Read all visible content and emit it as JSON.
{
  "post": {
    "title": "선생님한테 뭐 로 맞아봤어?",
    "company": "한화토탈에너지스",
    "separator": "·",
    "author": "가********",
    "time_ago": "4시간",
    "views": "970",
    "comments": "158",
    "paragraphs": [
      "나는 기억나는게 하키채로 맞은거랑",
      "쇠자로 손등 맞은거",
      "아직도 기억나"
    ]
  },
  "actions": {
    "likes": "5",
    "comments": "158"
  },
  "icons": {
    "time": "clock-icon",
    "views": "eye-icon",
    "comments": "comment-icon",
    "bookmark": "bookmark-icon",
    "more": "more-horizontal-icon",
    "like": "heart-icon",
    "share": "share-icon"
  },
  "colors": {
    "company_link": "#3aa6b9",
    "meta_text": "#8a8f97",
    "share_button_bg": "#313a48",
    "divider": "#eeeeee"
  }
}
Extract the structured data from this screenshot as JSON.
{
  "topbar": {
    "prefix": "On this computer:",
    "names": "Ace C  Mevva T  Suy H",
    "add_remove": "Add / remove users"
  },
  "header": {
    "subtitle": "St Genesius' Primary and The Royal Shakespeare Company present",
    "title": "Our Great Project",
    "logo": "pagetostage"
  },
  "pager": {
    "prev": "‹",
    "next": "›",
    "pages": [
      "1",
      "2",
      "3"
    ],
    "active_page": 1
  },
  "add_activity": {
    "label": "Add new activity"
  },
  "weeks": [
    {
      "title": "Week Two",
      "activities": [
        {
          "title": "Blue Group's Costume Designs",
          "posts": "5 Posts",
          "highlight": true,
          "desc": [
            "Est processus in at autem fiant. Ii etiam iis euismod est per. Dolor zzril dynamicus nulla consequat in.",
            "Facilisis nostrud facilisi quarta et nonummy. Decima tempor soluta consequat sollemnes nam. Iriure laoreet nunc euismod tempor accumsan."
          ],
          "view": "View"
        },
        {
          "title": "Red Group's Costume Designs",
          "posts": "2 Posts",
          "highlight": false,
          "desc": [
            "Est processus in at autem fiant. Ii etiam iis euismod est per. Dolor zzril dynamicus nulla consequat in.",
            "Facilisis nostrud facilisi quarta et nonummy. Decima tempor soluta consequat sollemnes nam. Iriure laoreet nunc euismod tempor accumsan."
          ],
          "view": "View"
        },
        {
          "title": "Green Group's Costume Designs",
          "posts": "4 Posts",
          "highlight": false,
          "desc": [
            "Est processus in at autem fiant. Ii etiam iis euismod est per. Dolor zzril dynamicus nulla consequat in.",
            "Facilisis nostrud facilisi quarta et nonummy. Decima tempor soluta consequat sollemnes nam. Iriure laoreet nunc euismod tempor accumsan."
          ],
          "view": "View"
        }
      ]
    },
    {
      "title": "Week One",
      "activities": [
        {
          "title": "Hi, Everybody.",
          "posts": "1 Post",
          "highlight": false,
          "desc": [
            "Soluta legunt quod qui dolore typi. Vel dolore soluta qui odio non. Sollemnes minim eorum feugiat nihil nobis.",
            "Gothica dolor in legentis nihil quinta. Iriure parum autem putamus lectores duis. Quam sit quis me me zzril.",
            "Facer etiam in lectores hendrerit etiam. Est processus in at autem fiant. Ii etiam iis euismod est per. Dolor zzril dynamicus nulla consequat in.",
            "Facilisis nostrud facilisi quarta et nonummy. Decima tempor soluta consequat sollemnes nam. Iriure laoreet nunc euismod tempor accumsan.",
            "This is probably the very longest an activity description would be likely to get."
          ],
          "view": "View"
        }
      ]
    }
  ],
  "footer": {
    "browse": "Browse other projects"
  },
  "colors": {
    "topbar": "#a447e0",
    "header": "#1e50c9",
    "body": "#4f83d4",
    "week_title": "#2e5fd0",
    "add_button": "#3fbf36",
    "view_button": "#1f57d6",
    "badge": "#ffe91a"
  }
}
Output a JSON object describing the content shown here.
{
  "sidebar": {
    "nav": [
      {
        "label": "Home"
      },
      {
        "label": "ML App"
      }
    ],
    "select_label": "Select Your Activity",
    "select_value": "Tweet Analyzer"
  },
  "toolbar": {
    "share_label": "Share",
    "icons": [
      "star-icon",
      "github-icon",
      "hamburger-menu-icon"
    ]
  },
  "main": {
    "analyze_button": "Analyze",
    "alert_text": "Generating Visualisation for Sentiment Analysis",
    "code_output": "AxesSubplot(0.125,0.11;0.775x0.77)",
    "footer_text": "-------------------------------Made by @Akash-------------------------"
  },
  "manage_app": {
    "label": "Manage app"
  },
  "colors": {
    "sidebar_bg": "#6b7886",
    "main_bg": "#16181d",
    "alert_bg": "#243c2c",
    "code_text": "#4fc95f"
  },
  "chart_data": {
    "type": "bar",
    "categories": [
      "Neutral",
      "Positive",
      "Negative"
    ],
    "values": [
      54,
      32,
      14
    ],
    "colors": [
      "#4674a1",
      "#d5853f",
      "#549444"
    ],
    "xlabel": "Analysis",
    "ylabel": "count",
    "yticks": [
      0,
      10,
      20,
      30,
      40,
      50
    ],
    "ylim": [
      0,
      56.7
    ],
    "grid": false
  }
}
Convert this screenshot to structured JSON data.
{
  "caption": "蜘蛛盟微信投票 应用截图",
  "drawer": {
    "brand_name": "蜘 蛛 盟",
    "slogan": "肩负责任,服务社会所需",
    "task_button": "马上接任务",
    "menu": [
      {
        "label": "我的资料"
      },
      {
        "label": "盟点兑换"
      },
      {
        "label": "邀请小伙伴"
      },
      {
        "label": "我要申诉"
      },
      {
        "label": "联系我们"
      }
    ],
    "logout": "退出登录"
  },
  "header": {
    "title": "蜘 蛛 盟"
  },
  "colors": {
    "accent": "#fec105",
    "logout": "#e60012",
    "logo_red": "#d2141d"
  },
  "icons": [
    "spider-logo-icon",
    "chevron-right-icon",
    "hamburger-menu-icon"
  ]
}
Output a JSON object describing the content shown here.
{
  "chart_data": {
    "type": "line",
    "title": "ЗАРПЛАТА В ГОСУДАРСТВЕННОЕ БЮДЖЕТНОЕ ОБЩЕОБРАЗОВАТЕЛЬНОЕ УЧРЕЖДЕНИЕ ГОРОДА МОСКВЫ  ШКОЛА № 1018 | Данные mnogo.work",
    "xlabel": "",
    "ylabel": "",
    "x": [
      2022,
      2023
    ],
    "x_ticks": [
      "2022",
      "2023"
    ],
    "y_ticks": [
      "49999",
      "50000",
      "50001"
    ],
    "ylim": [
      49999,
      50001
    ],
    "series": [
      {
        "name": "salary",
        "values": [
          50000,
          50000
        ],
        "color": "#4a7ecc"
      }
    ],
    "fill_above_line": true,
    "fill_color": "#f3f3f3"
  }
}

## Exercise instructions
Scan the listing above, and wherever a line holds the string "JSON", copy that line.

## Response
Read all visible content and emit it as JSON.
Extract the structured data from this screenshot as JSON.
Output a JSON object describing the content shown here.
Convert this screenshot to structured JSON data.
Output a JSON object describing the content shown here.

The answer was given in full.